(From the publisher):
In form, The Tin Drum
is the autobiography of Oskar Matzerath, thirty years old, detained in a mental hospital, convicted of a murder he did not commit. It is taken down with the aid of his tin drum - the chosen symbol of his way of life - which helps him to remember his checkered past.
Oskar's father is a German, who runs a grocer's shop in Danzig and later becomes an undistinguished S.A. man. But his mother's lover and cousin, the Pole Jan Bronski, is dearer to Oskar than Matzerath, and the boy believes Jan to be his natural father. Pole or German, Oskar is born with an almost adult mind. On the day he is born he hears his parents discussing their plans for his future and decides to thwart them. At the age of three he stages a fall down the cellar steps and remains for many years three feet tall and in appearance and speech a child. On the same day Oskar's mother gives him his first tin drum and from then on it is the means of his expression.
Drum succeeds drum as the fearful years of the Hitler epoch ebb bloodily away. With his drum Oskar breaks up Nazi meetings, with his high-pitched scream he shatters everything from spectacles to plate-glass windows. For Oskar is an anarchist, and within the ivory tower of his assumed childishness, he expresses his individualism in themes that are grotesque, ribald and sadistic.
At the end of the war, Oskar flees to West Germany where he becomes part of the economic miracle, working variously as a blak marketeer, an artist's model, and a night-club performer. He has also decided to grow several linches, and in doing so develops a hunchback. He becomes successful, affluent, even famous, but behind his new stature lies a feeling of guilt for the deaths of his parents and other past sins. And so his assumption of the guilt for the murder he did not commit is an act of atonement, and a realization of the mad state of the modern world in which, Grass implies, we are all moral hunchbacks.

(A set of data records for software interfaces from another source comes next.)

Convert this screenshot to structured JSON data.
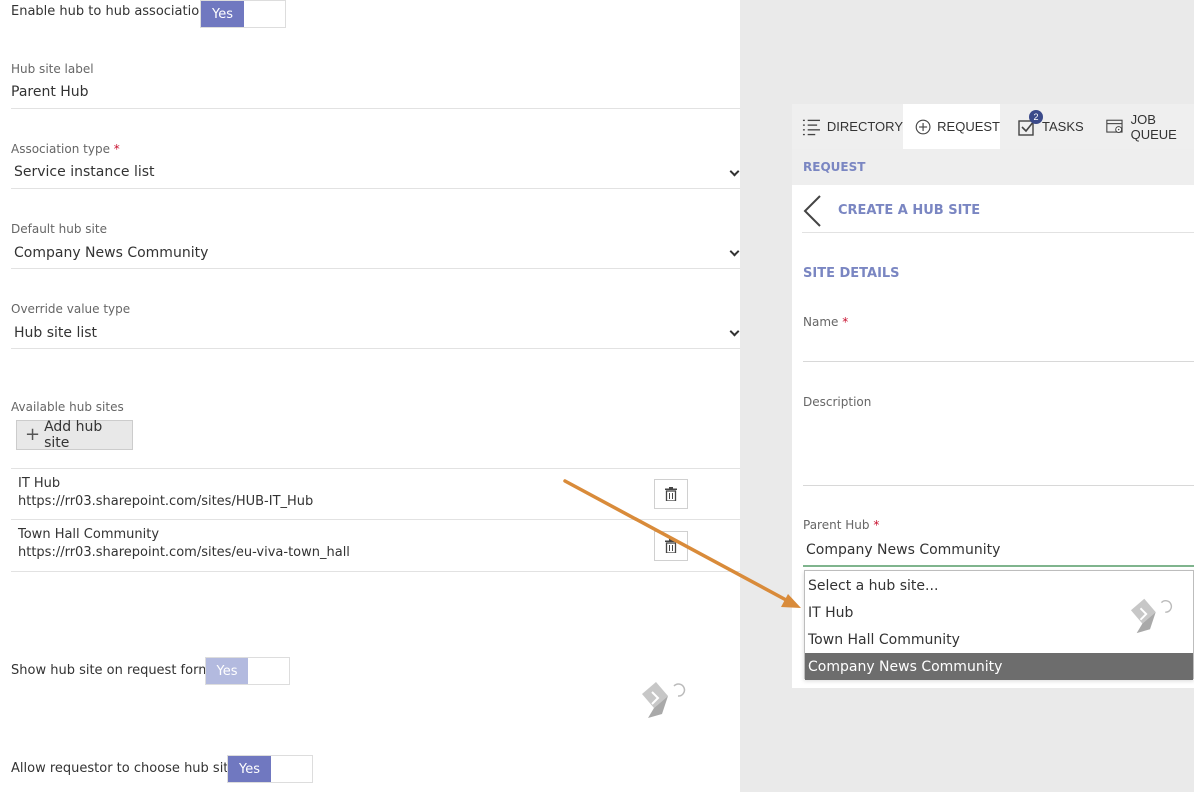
{
  "left": {
    "enable_hub": {
      "label": "Enable hub to hub association",
      "toggle": "Yes"
    },
    "hub_site_label": {
      "label": "Hub site label",
      "value": "Parent Hub"
    },
    "association_type": {
      "label": "Association type",
      "required": "*",
      "value": "Service instance list"
    },
    "default_hub_site": {
      "label": "Default hub site",
      "value": "Company News Community"
    },
    "override_value_type": {
      "label": "Override value type",
      "value": "Hub site list"
    },
    "available_hub_sites": {
      "label": "Available hub sites",
      "add_button": "Add hub site",
      "items": [
        {
          "name": "IT Hub",
          "url": "https://rr03.sharepoint.com/sites/HUB-IT_Hub"
        },
        {
          "name": "Town Hall Community",
          "url": "https://rr03.sharepoint.com/sites/eu-viva-town_hall"
        }
      ]
    },
    "show_hub_site": {
      "label": "Show hub site on request form",
      "toggle": "Yes"
    },
    "allow_choose": {
      "label": "Allow requestor to choose hub site",
      "toggle": "Yes"
    }
  },
  "panel": {
    "tabs": [
      {
        "label": "DIRECTORY",
        "icon": "list-icon"
      },
      {
        "label": "REQUEST",
        "icon": "plus-circle-icon"
      },
      {
        "label": "TASKS",
        "icon": "checkbox-icon",
        "badge": "2"
      },
      {
        "label": "JOB QUEUE",
        "icon": "job-queue-icon"
      }
    ],
    "section": "REQUEST",
    "page_title": "CREATE A HUB SITE",
    "site_details": "SITE DETAILS",
    "name_label": "Name",
    "required": "*",
    "description_label": "Description",
    "parent_hub_label": "Parent Hub",
    "parent_hub_value": "Company News Community",
    "dropdown_options": [
      "Select a hub site...",
      "IT Hub",
      "Town Hall Community",
      "Company News Community"
    ],
    "selected_option": "Company News Community"
  },
  "colors": {
    "toggle_on": "#7078c0",
    "toggle_disabled": "#b3badf",
    "accent_text": "#7a86c2",
    "arrow": "#d98b3a",
    "required": "#c8102e"
  }
}
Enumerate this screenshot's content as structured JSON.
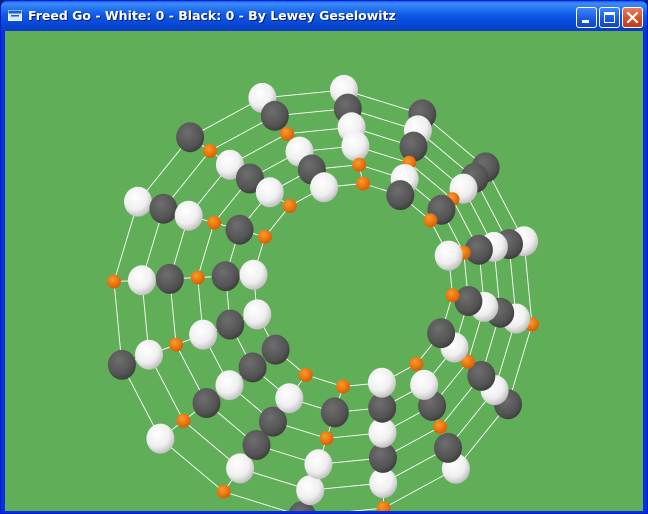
{
  "window": {
    "title": "Freed Go - White: 0 - Black: 0 - By Lewey Geselowitz",
    "icon": "app-window-icon",
    "controls": [
      "minimize-icon",
      "maximize-icon",
      "close-icon"
    ]
  },
  "board": {
    "background_color": "#61ae58",
    "grid_line_color": "#ffffff",
    "empty_point_color": "#ff7a00",
    "white_stone_color": "#f2f2f2",
    "black_stone_color": "#555555"
  }
}
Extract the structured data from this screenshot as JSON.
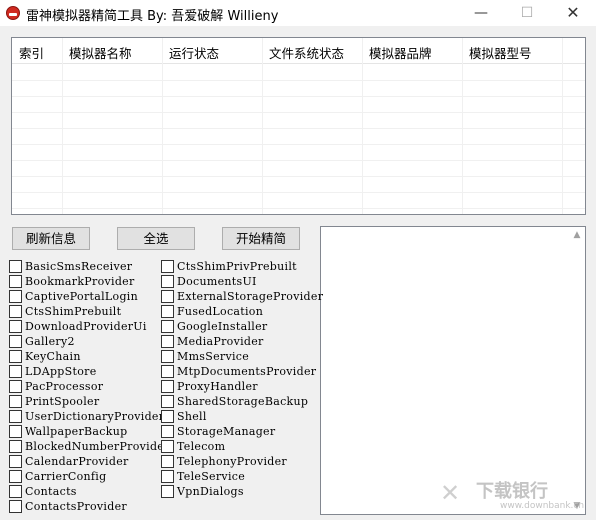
{
  "window": {
    "title": "雷神模拟器精简工具 By:  吾爱破解 Willieny",
    "min_glyph": "—",
    "max_glyph": "☐",
    "close_glyph": "✕"
  },
  "table": {
    "columns": [
      "索引",
      "模拟器名称",
      "运行状态",
      "文件系统状态",
      "模拟器品牌",
      "模拟器型号"
    ]
  },
  "buttons": {
    "refresh": "刷新信息",
    "select_all": "全选",
    "start": "开始精简"
  },
  "packages_left": [
    "BasicSmsReceiver",
    "BookmarkProvider",
    "CaptivePortalLogin",
    "CtsShimPrebuilt",
    "DownloadProviderUi",
    "Gallery2",
    "KeyChain",
    "LDAppStore",
    "PacProcessor",
    "PrintSpooler",
    "UserDictionaryProvider",
    "WallpaperBackup",
    "BlockedNumberProvider",
    "CalendarProvider",
    "CarrierConfig",
    "Contacts",
    "ContactsProvider"
  ],
  "packages_right": [
    "CtsShimPrivPrebuilt",
    "DocumentsUI",
    "ExternalStorageProvider",
    "FusedLocation",
    "GoogleInstaller",
    "MediaProvider",
    "MmsService",
    "MtpDocumentsProvider",
    "ProxyHandler",
    "SharedStorageBackup",
    "Shell",
    "StorageManager",
    "Telecom",
    "TelephonyProvider",
    "TeleService",
    "VpnDialogs"
  ],
  "watermark": {
    "title": "下载银行",
    "sub": "www.downbank.cn",
    "mark": "✕"
  },
  "icons": {
    "app": "thunder-emulator-icon",
    "scroll_up": "▲",
    "scroll_down": "▼"
  }
}
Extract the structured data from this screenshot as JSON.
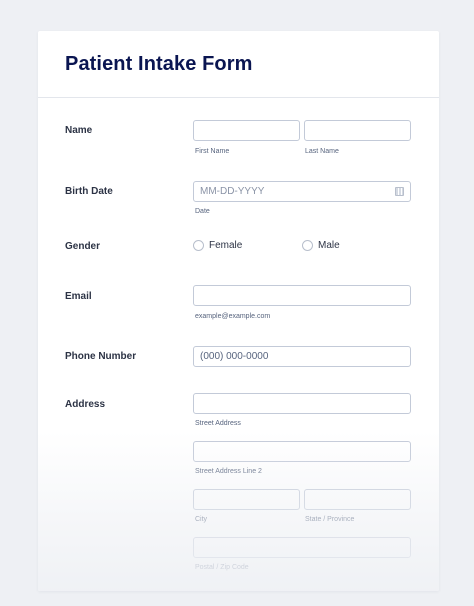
{
  "form": {
    "title": "Patient Intake Form"
  },
  "fields": {
    "name": {
      "label": "Name",
      "first_sublabel": "First Name",
      "last_sublabel": "Last Name"
    },
    "birth_date": {
      "label": "Birth Date",
      "placeholder": "MM-DD-YYYY",
      "sublabel": "Date"
    },
    "gender": {
      "label": "Gender",
      "options": [
        "Female",
        "Male"
      ]
    },
    "email": {
      "label": "Email",
      "sublabel": "example@example.com"
    },
    "phone": {
      "label": "Phone Number",
      "placeholder": "(000) 000-0000"
    },
    "address": {
      "label": "Address",
      "street_sublabel": "Street Address",
      "street2_sublabel": "Street Address Line 2",
      "city_sublabel": "City",
      "state_sublabel": "State / Province",
      "postal_sublabel": "Postal / Zip Code"
    }
  },
  "icons": {
    "calendar": "calendar-icon",
    "radio": "radio-unchecked-icon"
  },
  "colors": {
    "title": "#0a1551",
    "background": "#eef0f4",
    "input_border": "#c3cad8",
    "sublabel": "#57647e"
  }
}
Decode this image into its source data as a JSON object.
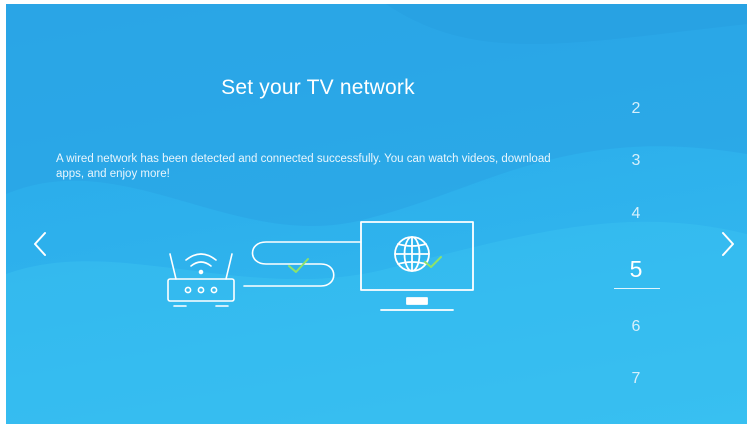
{
  "screen": {
    "title": "Set your TV network",
    "description": "A wired network has been detected and connected successfully. You can watch videos, download apps, and enjoy more!"
  },
  "navigation": {
    "prev_icon": "chevron-left-icon",
    "next_icon": "chevron-right-icon"
  },
  "steps": {
    "items": [
      "2",
      "3",
      "4",
      "5",
      "6",
      "7"
    ],
    "active": "5"
  },
  "illustration": {
    "router_icon": "wifi-router-icon",
    "tv_icon": "tv-globe-icon",
    "status_icon": "check-icon"
  },
  "colors": {
    "background": "#2db0ec",
    "accent_check": "#8ee26a",
    "line": "#ffffff"
  }
}
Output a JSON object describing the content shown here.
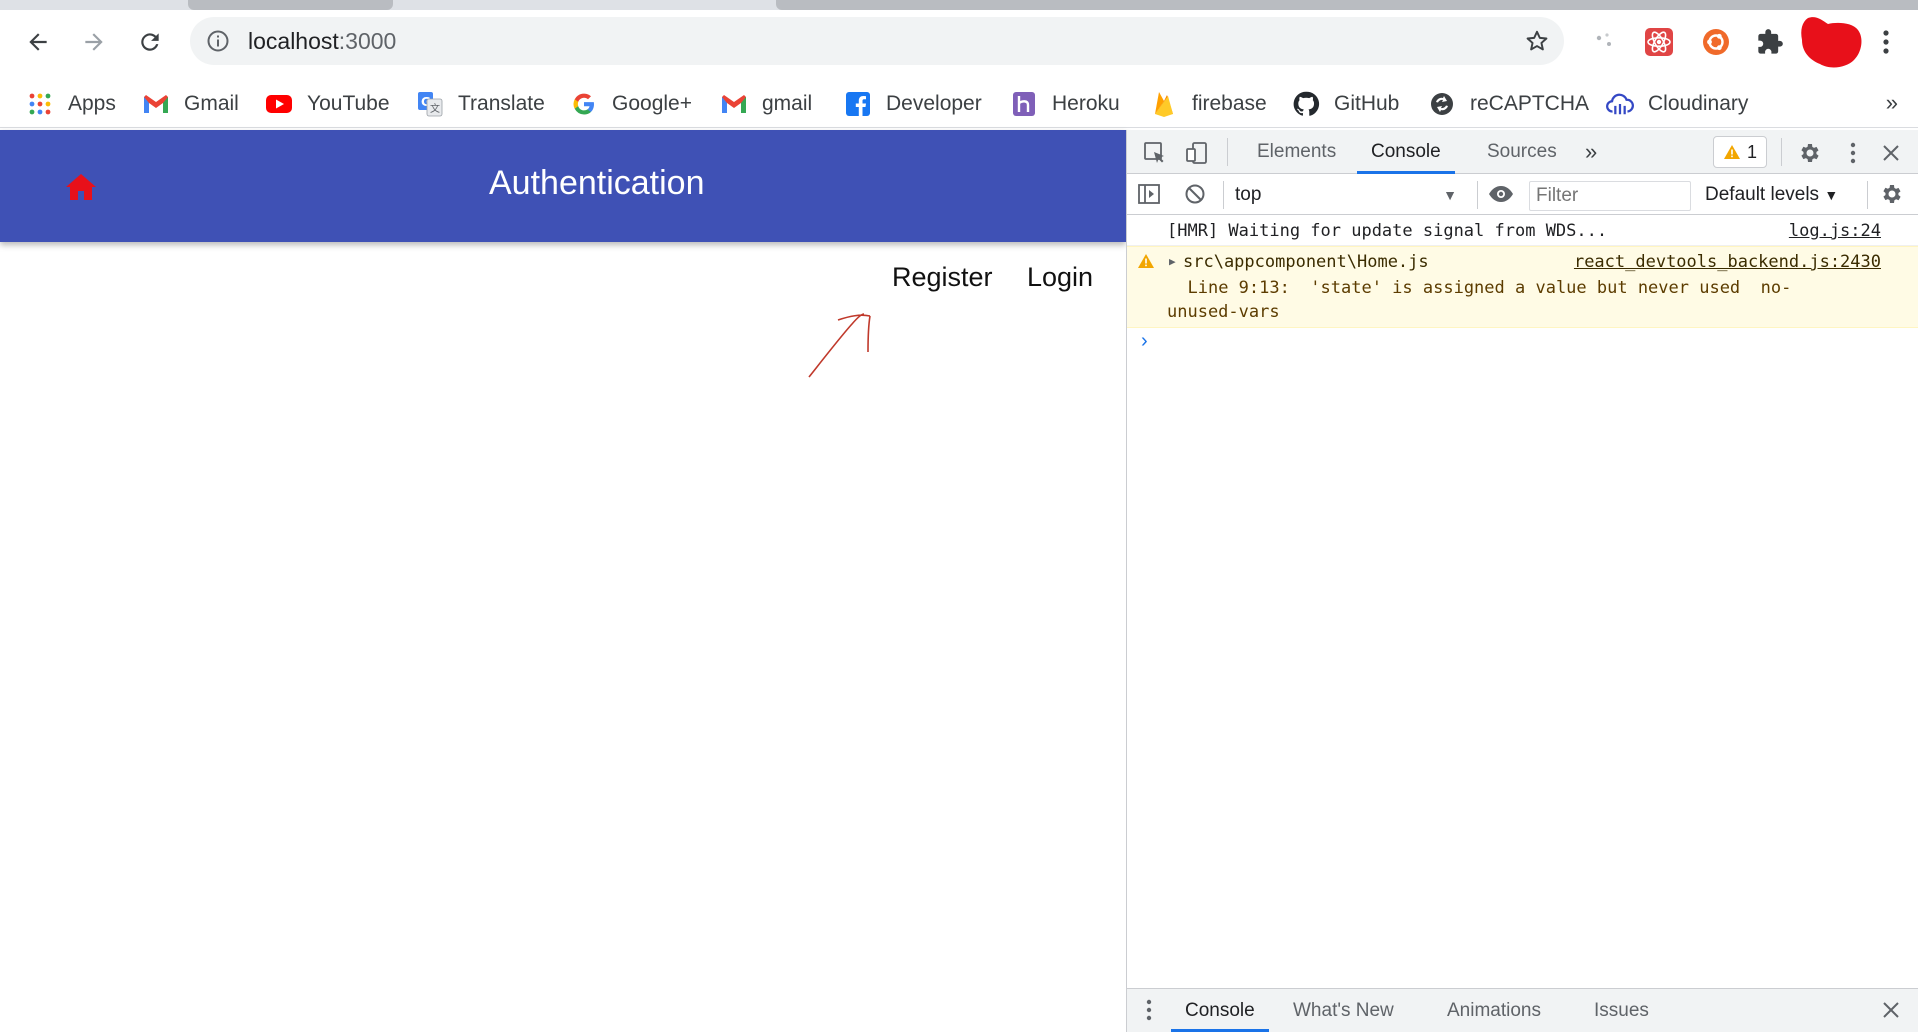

Original title: Die Blechtrommel
Genre: Fiction→ General Fiction→ Literary Fiction/classics
This work is a subwork of the following works :
Danzig Trilogy, the (1974) [Omnibus Volume]
Author: Günter Grass
- Dedication: "For Anna Grass"